[Records supplied]:
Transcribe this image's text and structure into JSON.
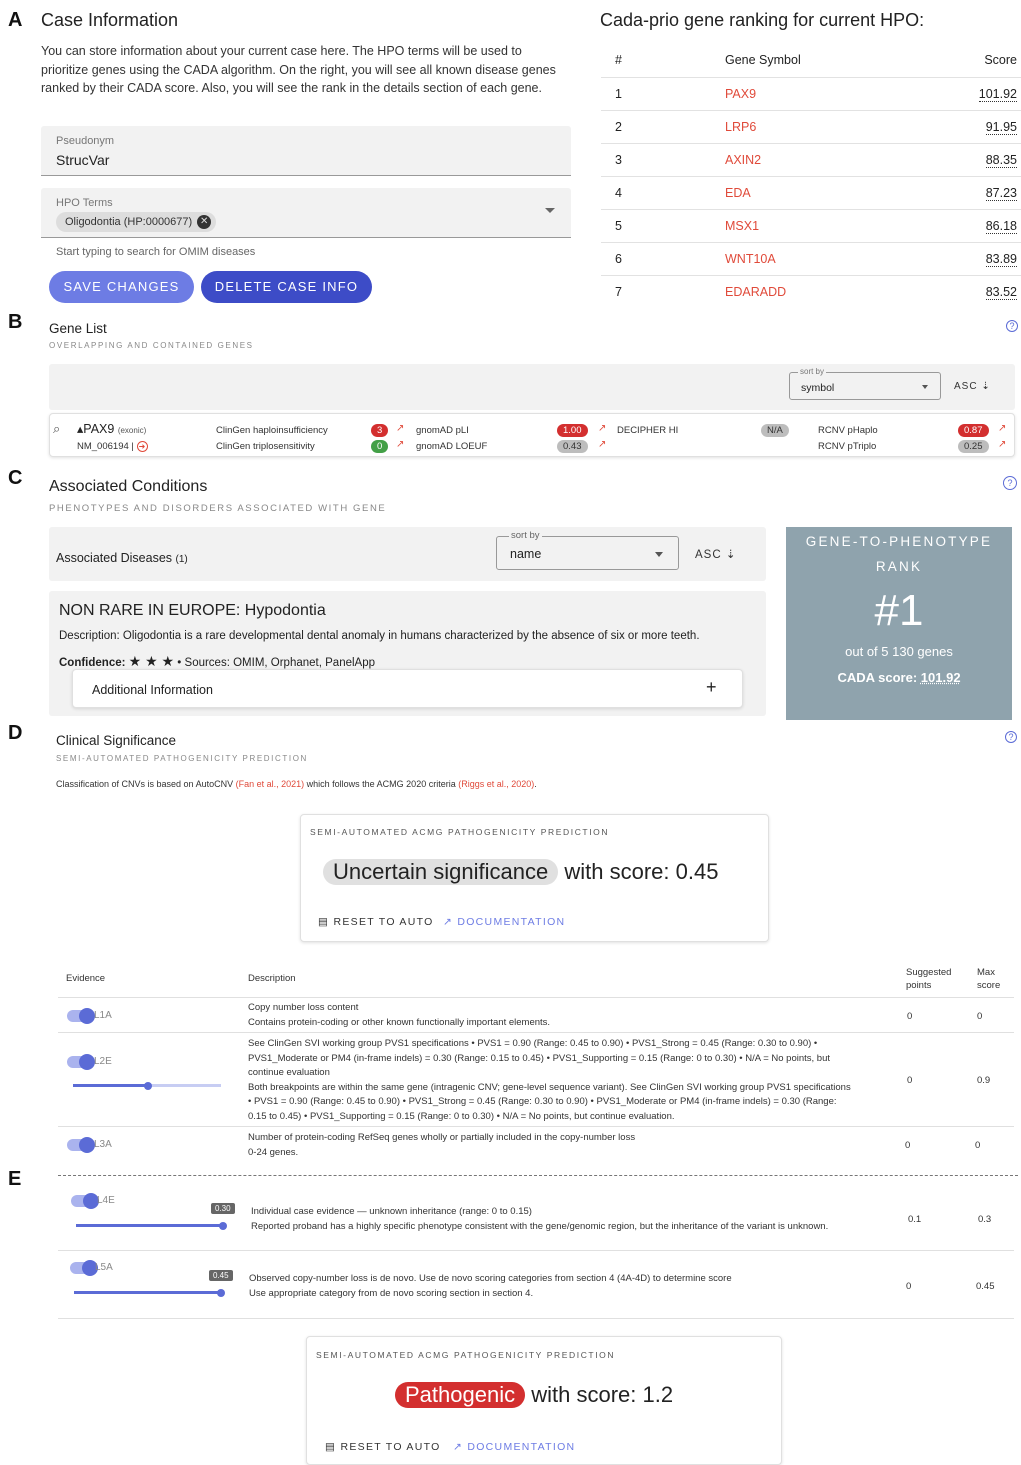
{
  "panels": {
    "a": "A",
    "b": "B",
    "c": "C",
    "d": "D",
    "e": "E"
  },
  "case": {
    "title": "Case Information",
    "description": "You can store information about your current case here. The HPO terms will be used to prioritize genes using the CADA algorithm. On the right, you will see all known disease genes ranked by their CADA score. Also, you will see the rank in the details section of each gene.",
    "pseudonym_label": "Pseudonym",
    "pseudonym_value": "StrucVar",
    "hpo_label": "HPO Terms",
    "hpo_chip": "Oligodontia (HP:0000677)",
    "hpo_hint": "Start typing to search for OMIM diseases",
    "save_label": "SAVE CHANGES",
    "delete_label": "DELETE CASE INFO"
  },
  "ranking": {
    "title": "Cada-prio gene ranking for current HPO:",
    "headers": [
      "#",
      "Gene Symbol",
      "Score"
    ],
    "rows": [
      {
        "rank": "1",
        "gene": "PAX9",
        "score": "101.92"
      },
      {
        "rank": "2",
        "gene": "LRP6",
        "score": "91.95"
      },
      {
        "rank": "3",
        "gene": "AXIN2",
        "score": "88.35"
      },
      {
        "rank": "4",
        "gene": "EDA",
        "score": "87.23"
      },
      {
        "rank": "5",
        "gene": "MSX1",
        "score": "86.18"
      },
      {
        "rank": "6",
        "gene": "WNT10A",
        "score": "83.89"
      },
      {
        "rank": "7",
        "gene": "EDARADD",
        "score": "83.52"
      }
    ]
  },
  "gene_list": {
    "title": "Gene List",
    "subtitle": "OVERLAPPING AND CONTAINED GENES",
    "sort_label": "sort by",
    "sort_value": "symbol",
    "order": "ASC",
    "gene": {
      "symbol": "PAX9",
      "tag": "(exonic)",
      "transcript": "NM_006194 |"
    },
    "metrics": {
      "clingen_hi_label": "ClinGen haploinsufficiency",
      "clingen_hi": "3",
      "clingen_ts_label": "ClinGen triplosensitivity",
      "clingen_ts": "0",
      "pli_label": "gnomAD pLI",
      "pli": "1.00",
      "loeuf_label": "gnomAD LOEUF",
      "loeuf": "0.43",
      "decipher_label": "DECIPHER HI",
      "decipher": "N/A",
      "phaplo_label": "RCNV pHaplo",
      "phaplo": "0.87",
      "ptriplo_label": "RCNV pTriplo",
      "ptriplo": "0.25"
    }
  },
  "conditions": {
    "title": "Associated Conditions",
    "subtitle": "PHENOTYPES AND DISORDERS ASSOCIATED WITH GENE",
    "list_label": "Associated Diseases",
    "list_count": "(1)",
    "sort_label": "sort by",
    "sort_value": "name",
    "order": "ASC",
    "disease_title": "NON RARE IN EUROPE: Hypodontia",
    "disease_description": "Description: Oligodontia is a rare developmental dental anomaly in humans characterized by the absence of six or more teeth.",
    "confidence_label": "Confidence:",
    "stars": "★ ★ ★",
    "sources": "• Sources: OMIM, Orphanet, PanelApp",
    "additional": "Additional Information",
    "rank_title_1": "GENE-TO-PHENOTYPE",
    "rank_title_2": "RANK",
    "rank_value": "#1",
    "rank_out_of": "out of 5 130 genes",
    "cada_label": "CADA score:",
    "cada_value": "101.92"
  },
  "clinical": {
    "title": "Clinical Significance",
    "subtitle": "SEMI-AUTOMATED PATHOGENICITY PREDICTION",
    "note_prefix": "Classification of CNVs is based on AutoCNV ",
    "note_ref1": "(Fan et al., 2021)",
    "note_mid": " which follows the ACMG 2020 criteria ",
    "note_ref2": "(Riggs et al., 2020)",
    "note_end": ".",
    "box_label": "SEMI-AUTOMATED ACMG PATHOGENICITY PREDICTION",
    "classification": "Uncertain significance",
    "score_text": "with score: 0.45",
    "reset_label": "RESET TO AUTO",
    "doc_label": "DOCUMENTATION"
  },
  "evidence": {
    "headers": {
      "evidence": "Evidence",
      "description": "Description",
      "suggested_1": "Suggested",
      "suggested_2": "points",
      "max_1": "Max",
      "max_2": "score"
    },
    "rows": [
      {
        "code": "L1A",
        "lines": [
          "Copy number loss content",
          "Contains protein-coding or other known functionally important elements."
        ],
        "points": "0",
        "max": "0"
      },
      {
        "code": "L2E",
        "lines": [
          "See ClinGen SVI working group PVS1 specifications • PVS1 = 0.90 (Range: 0.45 to 0.90) • PVS1_Strong = 0.45 (Range: 0.30 to 0.90) •",
          "PVS1_Moderate or PM4 (in-frame indels) = 0.30 (Range: 0.15 to 0.45) • PVS1_Supporting = 0.15 (Range: 0 to 0.30) • N/A = No points, but",
          "continue evaluation",
          "Both breakpoints are within the same gene (intragenic CNV; gene-level sequence variant). See ClinGen SVI working group PVS1 specifications",
          "• PVS1 = 0.90 (Range: 0.45 to 0.90) • PVS1_Strong = 0.45 (Range: 0.30 to 0.90) • PVS1_Moderate or PM4 (in-frame indels) = 0.30 (Range:",
          "0.15 to 0.45) • PVS1_Supporting = 0.15 (Range: 0 to 0.30) • N/A = No points, but continue evaluation."
        ],
        "points": "0",
        "max": "0.9"
      },
      {
        "code": "L3A",
        "lines": [
          "Number of protein-coding RefSeq genes wholly or partially included in the copy-number loss",
          "0-24 genes."
        ],
        "points": "0",
        "max": "0"
      }
    ],
    "rows_e": [
      {
        "code": "L4E",
        "slider_label": "0.30",
        "slider_fraction": 1.0,
        "lines": [
          "Individual case evidence — unknown inheritance (range: 0 to 0.15)",
          "Reported proband has a highly specific phenotype consistent with the gene/genomic region, but the inheritance of the variant is unknown."
        ],
        "points": "0.1",
        "max": "0.3"
      },
      {
        "code": "L5A",
        "slider_label": "0.45",
        "slider_fraction": 1.0,
        "lines": [
          "Observed copy-number loss is de novo. Use de novo scoring categories from section 4 (4A-4D) to determine score",
          "Use appropriate category from de novo scoring section in section 4."
        ],
        "points": "0",
        "max": "0.45"
      }
    ]
  },
  "final": {
    "box_label": "SEMI-AUTOMATED ACMG PATHOGENICITY PREDICTION",
    "classification": "Pathogenic",
    "score_text": "with score: 1.2",
    "reset_label": "RESET TO AUTO",
    "doc_label": "DOCUMENTATION"
  },
  "colors": {
    "accent": "#5b6bd6",
    "accent_dark": "#3d4cc7",
    "gene_red": "#e04a3a",
    "rank_panel": "#8fa3ad",
    "pathogenic": "#d32f2f"
  }
}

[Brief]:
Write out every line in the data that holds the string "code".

[Output below]:
        "code": "L1A",
        "code": "L2E",
        "code": "L3A",
        "code": "L4E",
        "code": "L5A",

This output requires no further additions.